|Help and Advice|
|Transit of Mercury 2016|
|Giving long exposures on a digital camera|
|Photographing star trails|
|Predicting the ISS and other satellites|
|Using a mirror to view a partial eclipse|
|Simple Guide to Viewing the Space Station|
|Choosing a Telescope|
|Tips when projecting the Sun|
|Starting to Use Your Telescope|
|Imaging with a DSLR through the telescope|
|Buying a telescope for a child|
|Photographing a partial eclipse|
The latter half of October 2010 saw a series of lunar occultation events which were observed successfully by members of the Section, and my thanks to all those who submitted reports.
Mike Clarke (Retford, Nottinghamshire) watched and timed the disappearance of three events, starting with the double star STF2752 on 16 October 2010. Using a 102mm f/8 telescope between 91x and 200x magnification, Mike reported: “Rather poor seeing conditions; however the double nature of the magnitude +7.2 star STF2752 was visible at high magnification in the eyepiece of the 102mm refractor.

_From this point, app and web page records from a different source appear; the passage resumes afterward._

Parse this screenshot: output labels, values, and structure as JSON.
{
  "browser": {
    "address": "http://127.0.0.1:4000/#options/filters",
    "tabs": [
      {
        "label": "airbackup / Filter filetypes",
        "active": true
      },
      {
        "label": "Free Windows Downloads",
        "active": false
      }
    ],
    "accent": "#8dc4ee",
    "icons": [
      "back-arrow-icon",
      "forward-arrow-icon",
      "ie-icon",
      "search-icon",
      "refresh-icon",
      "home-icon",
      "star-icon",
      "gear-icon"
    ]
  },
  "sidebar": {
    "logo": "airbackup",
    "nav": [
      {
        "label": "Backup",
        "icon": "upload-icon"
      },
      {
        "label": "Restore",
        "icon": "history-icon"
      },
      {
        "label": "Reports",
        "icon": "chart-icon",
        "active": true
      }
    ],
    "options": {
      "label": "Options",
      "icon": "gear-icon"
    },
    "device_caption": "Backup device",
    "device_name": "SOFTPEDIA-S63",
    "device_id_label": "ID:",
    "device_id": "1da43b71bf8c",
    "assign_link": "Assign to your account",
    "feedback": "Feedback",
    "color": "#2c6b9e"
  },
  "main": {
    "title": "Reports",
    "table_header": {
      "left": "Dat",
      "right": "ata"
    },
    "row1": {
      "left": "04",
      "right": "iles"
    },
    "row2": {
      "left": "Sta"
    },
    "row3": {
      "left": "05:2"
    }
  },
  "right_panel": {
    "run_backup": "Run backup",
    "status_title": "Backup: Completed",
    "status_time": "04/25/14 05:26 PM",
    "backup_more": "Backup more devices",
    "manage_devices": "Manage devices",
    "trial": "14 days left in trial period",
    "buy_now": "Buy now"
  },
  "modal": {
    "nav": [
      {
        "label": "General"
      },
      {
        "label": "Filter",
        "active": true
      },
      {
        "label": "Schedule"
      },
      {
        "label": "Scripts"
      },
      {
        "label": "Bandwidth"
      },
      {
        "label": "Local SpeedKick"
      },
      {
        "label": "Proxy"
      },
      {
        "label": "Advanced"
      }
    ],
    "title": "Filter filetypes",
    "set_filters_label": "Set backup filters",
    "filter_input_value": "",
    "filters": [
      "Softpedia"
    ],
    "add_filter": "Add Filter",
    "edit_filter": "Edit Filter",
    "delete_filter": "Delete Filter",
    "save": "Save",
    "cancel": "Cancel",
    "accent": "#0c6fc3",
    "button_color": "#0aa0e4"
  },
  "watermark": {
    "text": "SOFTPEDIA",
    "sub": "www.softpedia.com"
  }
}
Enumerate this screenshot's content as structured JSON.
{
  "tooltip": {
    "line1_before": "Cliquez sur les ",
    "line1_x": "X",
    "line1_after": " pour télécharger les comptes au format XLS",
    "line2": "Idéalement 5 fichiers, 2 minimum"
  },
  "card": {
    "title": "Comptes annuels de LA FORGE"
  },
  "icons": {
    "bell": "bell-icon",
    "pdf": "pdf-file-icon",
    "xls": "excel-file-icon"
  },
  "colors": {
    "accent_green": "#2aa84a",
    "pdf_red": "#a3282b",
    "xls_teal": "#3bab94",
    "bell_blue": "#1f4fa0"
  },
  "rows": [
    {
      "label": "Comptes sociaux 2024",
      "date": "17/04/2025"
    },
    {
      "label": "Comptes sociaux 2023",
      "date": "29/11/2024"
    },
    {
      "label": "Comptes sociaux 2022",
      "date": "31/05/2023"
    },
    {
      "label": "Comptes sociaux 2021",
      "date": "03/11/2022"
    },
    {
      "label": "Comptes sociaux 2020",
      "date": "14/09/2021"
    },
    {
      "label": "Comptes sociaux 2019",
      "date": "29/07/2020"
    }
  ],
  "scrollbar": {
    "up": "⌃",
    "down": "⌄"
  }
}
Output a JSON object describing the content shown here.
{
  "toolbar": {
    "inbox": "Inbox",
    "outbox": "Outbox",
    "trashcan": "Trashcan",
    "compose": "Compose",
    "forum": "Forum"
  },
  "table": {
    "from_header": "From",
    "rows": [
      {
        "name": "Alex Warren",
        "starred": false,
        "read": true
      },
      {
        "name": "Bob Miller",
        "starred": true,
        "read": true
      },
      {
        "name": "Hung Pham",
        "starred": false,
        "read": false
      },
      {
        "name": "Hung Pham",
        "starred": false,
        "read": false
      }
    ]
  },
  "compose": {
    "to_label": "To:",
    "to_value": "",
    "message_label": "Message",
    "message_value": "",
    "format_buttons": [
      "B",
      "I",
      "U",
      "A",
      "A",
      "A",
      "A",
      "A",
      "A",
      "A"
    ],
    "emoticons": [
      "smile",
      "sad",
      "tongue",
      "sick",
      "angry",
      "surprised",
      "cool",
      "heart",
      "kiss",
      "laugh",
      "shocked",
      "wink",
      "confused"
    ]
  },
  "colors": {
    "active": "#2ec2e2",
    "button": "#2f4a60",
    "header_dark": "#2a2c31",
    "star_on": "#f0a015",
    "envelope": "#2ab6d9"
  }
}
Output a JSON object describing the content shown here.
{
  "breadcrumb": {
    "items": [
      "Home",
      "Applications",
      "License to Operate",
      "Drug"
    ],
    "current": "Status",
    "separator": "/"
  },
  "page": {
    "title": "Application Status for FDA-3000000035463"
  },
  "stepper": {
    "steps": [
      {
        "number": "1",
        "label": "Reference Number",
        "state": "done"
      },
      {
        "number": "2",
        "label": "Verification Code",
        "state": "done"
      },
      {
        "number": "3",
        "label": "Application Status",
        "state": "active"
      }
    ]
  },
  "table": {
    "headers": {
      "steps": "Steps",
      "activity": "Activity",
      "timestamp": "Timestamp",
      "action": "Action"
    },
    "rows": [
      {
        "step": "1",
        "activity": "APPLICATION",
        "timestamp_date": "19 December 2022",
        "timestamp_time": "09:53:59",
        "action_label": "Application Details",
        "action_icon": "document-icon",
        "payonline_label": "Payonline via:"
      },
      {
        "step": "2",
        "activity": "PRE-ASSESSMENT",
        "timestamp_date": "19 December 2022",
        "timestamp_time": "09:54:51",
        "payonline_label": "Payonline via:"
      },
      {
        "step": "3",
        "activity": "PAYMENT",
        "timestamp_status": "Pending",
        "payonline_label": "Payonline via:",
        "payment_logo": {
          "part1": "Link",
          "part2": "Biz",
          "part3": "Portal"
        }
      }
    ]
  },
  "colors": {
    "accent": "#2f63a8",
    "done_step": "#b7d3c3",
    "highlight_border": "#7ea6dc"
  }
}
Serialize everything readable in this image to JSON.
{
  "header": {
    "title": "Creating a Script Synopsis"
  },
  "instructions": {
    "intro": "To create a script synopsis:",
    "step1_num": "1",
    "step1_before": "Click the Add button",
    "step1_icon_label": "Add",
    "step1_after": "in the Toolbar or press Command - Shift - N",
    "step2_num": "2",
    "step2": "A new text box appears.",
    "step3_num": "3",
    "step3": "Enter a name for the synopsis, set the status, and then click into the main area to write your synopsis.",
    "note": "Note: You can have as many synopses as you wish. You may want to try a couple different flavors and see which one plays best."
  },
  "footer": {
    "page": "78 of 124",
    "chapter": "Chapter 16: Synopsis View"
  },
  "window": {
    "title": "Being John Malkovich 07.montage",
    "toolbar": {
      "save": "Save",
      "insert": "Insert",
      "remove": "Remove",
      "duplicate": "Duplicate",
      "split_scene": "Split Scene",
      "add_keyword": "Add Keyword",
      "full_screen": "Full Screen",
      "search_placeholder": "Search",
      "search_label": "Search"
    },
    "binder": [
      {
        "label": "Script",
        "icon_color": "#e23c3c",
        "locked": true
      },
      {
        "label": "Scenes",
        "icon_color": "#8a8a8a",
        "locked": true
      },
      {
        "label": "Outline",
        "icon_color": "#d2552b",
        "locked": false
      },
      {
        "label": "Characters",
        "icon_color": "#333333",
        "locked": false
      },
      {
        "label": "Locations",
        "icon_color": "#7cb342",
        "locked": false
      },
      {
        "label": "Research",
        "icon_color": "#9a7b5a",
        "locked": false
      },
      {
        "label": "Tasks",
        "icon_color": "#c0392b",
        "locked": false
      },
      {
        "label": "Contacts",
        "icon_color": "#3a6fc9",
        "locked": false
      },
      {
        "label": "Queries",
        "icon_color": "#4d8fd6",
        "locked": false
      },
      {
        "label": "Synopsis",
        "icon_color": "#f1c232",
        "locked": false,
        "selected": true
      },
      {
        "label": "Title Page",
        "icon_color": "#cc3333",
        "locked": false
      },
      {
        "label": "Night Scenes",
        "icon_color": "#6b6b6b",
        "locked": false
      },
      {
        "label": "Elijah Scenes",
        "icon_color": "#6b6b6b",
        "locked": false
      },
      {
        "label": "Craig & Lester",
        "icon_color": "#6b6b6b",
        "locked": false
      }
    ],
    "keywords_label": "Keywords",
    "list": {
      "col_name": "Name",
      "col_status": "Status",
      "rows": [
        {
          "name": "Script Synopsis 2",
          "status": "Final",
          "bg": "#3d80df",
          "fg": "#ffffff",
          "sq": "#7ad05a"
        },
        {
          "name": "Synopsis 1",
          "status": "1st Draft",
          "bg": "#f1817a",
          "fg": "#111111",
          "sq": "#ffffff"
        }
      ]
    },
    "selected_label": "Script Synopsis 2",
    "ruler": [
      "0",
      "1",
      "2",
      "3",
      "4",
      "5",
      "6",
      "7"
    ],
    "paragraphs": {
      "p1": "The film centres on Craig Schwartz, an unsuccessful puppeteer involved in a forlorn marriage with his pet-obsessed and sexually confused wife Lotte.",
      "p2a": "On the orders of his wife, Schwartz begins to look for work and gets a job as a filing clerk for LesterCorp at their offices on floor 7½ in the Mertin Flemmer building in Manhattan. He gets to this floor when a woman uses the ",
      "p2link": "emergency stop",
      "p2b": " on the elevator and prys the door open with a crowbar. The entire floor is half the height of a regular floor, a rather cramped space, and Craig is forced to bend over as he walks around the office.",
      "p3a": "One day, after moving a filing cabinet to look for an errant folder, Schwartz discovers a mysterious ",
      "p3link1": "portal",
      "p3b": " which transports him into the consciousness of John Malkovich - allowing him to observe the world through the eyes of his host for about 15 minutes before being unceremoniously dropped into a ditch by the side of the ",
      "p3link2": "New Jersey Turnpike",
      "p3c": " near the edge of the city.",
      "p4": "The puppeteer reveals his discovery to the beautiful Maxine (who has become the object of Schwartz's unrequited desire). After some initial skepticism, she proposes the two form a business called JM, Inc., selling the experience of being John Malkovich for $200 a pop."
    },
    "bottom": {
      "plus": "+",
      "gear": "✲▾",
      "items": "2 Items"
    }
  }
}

The dark limb disappearance was timed at 21h 28m 14s UT. The primary star was occulted first, quickly followed by the magnitude +9.9 companion star.” A further report from Mike followed, for the observation of zeta and tau Arietis, on the 24 and 25 October, and he submitted two superbly detailed digital images; one showing tau Arietis shortly after reappearance, and the other showing zeta Arietis as it approached the bright limb of the Moon. Mike was also successful in observing the reappearance of zeta Arietis.
Colin James Watling (Kessingland, Suffolk), timed the reappearance of 3 Geminorum on 27 October 2010, using a 20×60 Russian mounted binocular, at 23h 00m 59s UT.
Mike Feist (Portslade, Sussex) also attempted to observe the reappearance of 3 Geminorum, and reported: “I went outside with my recently acquired 50mm spotting scope (a Vanguard SF-531T set at 22x magnification) to look at the Moon. A nice view, with the terminator running from Burg and Lacus Mortis, three tiny peaks in the approaching sunset, up the Serpentine Ridge to a couple of bright peaks in the darkness. I noticed a reddish star on the other side of the field of view (about 1.5 degrees), and identified this star as eta Geminorum. I then had a go at looking for the reappearance of the fainter star 3 Geminorum. It was a bit difficult, due to murky sky conditions, but I did find it at 23h 01m UT, shortly after it had reappeared.”
An early morning event took place on Thursday 28 October, and involved the reappearance of the star Tejat Posterior (mu Geminorum). Jeff Stevens (Stoke-on-Trent) was successful in observing this spectacular event, using an 8” reflector at 46x magnification. Tejat Posterior is a magnitude +2.9 star, which lies at the foot of Castor, one of the twins in the constellation of Gemini. The orange colouration of this star, along with its relative brightness, made for a stunning reappearance from behind the dark limb of a waxing gibbous Moon. Jeff timed the reappearance at 05h 54m 49.18s UT, from his location in Stoke-on-Trent, and managed to capture several images of the star several minutes after the initial reappearance.
Mike Feist also attempted the Tejat Posterior event, and reported: “I got up at 04h 16m UT, and going outside with the 50mm spotting scope, I saw that there was much high cirrus cloud, through which the Moonlight produced a 22 degree halo that had Castor, Pollux, Procyon, Betelgeuse and Bellatrix just enclosed within it. Details on the Moon, along with the star Tejat Posterior, were visible in the scope, although this time they were separated by a considerable distance; perhaps equal to the apparent length of the Lunar Apennines by 04h 47m UT. However, after 04h 58m UT, lower fast moving cloud blocked the star from view. By 05h 21m UT, a gap enabled a clear view of the limb, in which there was a noticeable ‘dent’, and I saw the star against the Moon for a very short while.